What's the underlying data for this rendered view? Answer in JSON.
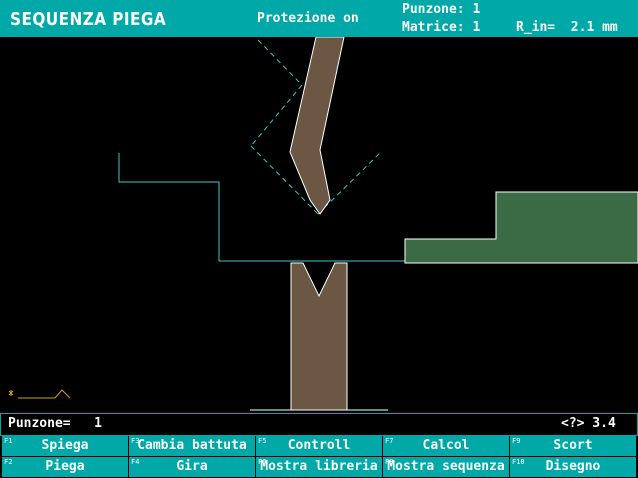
{
  "header": {
    "title": "SEQUENZA PIEGA",
    "protection": "Protezione on",
    "punch_label": "Punzone: 1",
    "die_label": "Matrice: 1",
    "radius_label": "R_in=  2.1 mm"
  },
  "status_bar": {
    "punch_text": "Punzone=   1",
    "help_text": "<?> 3.4"
  },
  "function_keys": [
    {
      "key": "F1",
      "label": "Spiega"
    },
    {
      "key": "F3",
      "label": "Cambia battuta"
    },
    {
      "key": "F5",
      "label": "Controll"
    },
    {
      "key": "F7",
      "label": "Calcol"
    },
    {
      "key": "F9",
      "label": "Scort"
    },
    {
      "key": "F2",
      "label": "Piega"
    },
    {
      "key": "F4",
      "label": "Gira"
    },
    {
      "key": "F6",
      "label": "Mostra libreria"
    },
    {
      "key": "F8",
      "label": "Mostra sequenza"
    },
    {
      "key": "F10",
      "label": "Disegno"
    }
  ],
  "colors": {
    "header_bg": "#00a8a8",
    "tool_fill": "#6b5744",
    "part_fill": "#3b6b45",
    "outline_cyan": "#33cccc",
    "mini_preview": "#d4a017"
  }
}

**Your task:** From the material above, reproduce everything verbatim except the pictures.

**Solved exercise:**
What's the underlying data for this rendered view? Answer in JSON.
{
  "header": {
    "title": "SEQUENZA PIEGA",
    "protection": "Protezione on",
    "punch_label": "Punzone: 1",
    "die_label": "Matrice: 1",
    "radius_label": "R_in=  2.1 mm"
  },
  "status_bar": {
    "punch_text": "Punzone=   1",
    "help_text": "<?> 3.4"
  },
  "function_keys": [
    {
      "key": "F1",
      "label": "Spiega"
    },
    {
      "key": "F3",
      "label": "Cambia battuta"
    },
    {
      "key": "F5",
      "label": "Controll"
    },
    {
      "key": "F7",
      "label": "Calcol"
    },
    {
      "key": "F9",
      "label": "Scort"
    },
    {
      "key": "F2",
      "label": "Piega"
    },
    {
      "key": "F4",
      "label": "Gira"
    },
    {
      "key": "F6",
      "label": "Mostra libreria"
    },
    {
      "key": "F8",
      "label": "Mostra sequenza"
    },
    {
      "key": "F10",
      "label": "Disegno"
    }
  ],
  "colors": {
    "header_bg": "#00a8a8",
    "tool_fill": "#6b5744",
    "part_fill": "#3b6b45",
    "outline_cyan": "#33cccc",
    "mini_preview": "#d4a017"
  }
}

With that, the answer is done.